[Start of section]
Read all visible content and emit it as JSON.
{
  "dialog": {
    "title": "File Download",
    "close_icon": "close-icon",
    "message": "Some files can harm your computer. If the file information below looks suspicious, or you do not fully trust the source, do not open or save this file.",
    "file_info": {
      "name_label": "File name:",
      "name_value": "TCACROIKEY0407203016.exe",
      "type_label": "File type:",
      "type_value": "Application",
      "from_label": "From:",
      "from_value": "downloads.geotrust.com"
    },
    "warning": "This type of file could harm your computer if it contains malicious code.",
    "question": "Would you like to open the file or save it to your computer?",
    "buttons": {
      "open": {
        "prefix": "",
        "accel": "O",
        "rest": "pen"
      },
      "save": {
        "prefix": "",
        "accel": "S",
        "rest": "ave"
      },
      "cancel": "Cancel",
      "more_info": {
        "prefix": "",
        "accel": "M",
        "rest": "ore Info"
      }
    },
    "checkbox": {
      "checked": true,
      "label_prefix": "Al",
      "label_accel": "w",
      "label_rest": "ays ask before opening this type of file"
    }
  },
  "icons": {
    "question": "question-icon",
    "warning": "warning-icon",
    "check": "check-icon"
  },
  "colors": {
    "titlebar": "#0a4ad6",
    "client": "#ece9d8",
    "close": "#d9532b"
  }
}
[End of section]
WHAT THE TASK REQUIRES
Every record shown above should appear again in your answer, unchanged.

RESPONSE TO THE TASK
Read all visible content and emit it as JSON.
{
  "dialog": {
    "title": "File Download",
    "close_icon": "close-icon",
    "message": "Some files can harm your computer. If the file information below looks suspicious, or you do not fully trust the source, do not open or save this file.",
    "file_info": {
      "name_label": "File name:",
      "name_value": "TCACROIKEY0407203016.exe",
      "type_label": "File type:",
      "type_value": "Application",
      "from_label": "From:",
      "from_value": "downloads.geotrust.com"
    },
    "warning": "This type of file could harm your computer if it contains malicious code.",
    "question": "Would you like to open the file or save it to your computer?",
    "buttons": {
      "open": {
        "prefix": "",
        "accel": "O",
        "rest": "pen"
      },
      "save": {
        "prefix": "",
        "accel": "S",
        "rest": "ave"
      },
      "cancel": "Cancel",
      "more_info": {
        "prefix": "",
        "accel": "M",
        "rest": "ore Info"
      }
    },
    "checkbox": {
      "checked": true,
      "label_prefix": "Al",
      "label_accel": "w",
      "label_rest": "ays ask before opening this type of file"
    }
  },
  "icons": {
    "question": "question-icon",
    "warning": "warning-icon",
    "check": "check-icon"
  },
  "colors": {
    "titlebar": "#0a4ad6",
    "client": "#ece9d8",
    "close": "#d9532b"
  }
}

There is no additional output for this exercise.